§ Extracted data entries:

══════

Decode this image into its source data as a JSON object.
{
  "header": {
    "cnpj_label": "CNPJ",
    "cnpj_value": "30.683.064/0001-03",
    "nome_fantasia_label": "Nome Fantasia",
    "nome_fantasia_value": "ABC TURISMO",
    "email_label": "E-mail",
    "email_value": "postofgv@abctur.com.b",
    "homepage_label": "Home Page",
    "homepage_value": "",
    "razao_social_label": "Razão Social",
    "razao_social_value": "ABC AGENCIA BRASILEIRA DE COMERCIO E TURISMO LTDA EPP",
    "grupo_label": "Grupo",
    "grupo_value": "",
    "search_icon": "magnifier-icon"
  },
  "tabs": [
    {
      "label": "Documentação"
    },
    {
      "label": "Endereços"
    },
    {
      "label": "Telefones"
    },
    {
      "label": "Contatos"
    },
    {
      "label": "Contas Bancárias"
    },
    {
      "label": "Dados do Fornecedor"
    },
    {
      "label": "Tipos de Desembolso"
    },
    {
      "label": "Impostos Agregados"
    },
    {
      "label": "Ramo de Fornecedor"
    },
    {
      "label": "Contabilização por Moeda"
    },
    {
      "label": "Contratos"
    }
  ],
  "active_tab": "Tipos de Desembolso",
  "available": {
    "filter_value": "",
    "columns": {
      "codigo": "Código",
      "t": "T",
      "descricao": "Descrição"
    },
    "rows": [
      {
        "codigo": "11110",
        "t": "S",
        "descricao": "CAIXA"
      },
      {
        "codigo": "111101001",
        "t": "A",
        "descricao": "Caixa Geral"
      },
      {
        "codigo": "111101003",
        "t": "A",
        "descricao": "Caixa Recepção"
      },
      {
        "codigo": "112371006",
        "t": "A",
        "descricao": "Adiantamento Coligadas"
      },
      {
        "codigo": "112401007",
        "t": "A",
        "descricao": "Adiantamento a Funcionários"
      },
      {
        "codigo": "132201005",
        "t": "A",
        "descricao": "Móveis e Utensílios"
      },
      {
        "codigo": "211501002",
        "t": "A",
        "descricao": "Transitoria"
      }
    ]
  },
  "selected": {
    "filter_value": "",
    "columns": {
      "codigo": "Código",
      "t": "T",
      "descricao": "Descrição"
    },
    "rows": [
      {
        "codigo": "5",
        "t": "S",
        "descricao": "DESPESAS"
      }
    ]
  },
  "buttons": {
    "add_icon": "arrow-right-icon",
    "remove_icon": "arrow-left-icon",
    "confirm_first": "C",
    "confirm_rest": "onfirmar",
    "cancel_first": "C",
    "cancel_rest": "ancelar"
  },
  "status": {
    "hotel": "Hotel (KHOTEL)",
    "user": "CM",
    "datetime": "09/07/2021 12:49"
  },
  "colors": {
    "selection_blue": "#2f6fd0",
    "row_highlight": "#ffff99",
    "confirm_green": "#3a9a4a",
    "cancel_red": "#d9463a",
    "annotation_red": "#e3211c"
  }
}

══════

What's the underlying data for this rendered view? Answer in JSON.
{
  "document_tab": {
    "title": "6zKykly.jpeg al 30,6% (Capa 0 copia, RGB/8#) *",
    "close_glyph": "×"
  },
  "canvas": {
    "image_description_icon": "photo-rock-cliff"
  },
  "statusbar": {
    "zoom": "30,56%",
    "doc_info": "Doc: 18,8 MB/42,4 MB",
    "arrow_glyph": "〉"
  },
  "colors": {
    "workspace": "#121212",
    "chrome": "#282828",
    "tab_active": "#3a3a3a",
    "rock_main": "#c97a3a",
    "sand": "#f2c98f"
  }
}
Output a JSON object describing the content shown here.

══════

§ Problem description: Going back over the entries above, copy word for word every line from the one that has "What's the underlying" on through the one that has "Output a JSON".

§ Exercise result:
What's the underlying data for this rendered view? Answer in JSON.
{
  "document_tab": {
    "title": "6zKykly.jpeg al 30,6% (Capa 0 copia, RGB/8#) *",
    "close_glyph": "×"
  },
  "canvas": {
    "image_description_icon": "photo-rock-cliff"
  },
  "statusbar": {
    "zoom": "30,56%",
    "doc_info": "Doc: 18,8 MB/42,4 MB",
    "arrow_glyph": "〉"
  },
  "colors": {
    "workspace": "#121212",
    "chrome": "#282828",
    "tab_active": "#3a3a3a",
    "rock_main": "#c97a3a",
    "sand": "#f2c98f"
  }
}
Output a JSON object describing the content shown here.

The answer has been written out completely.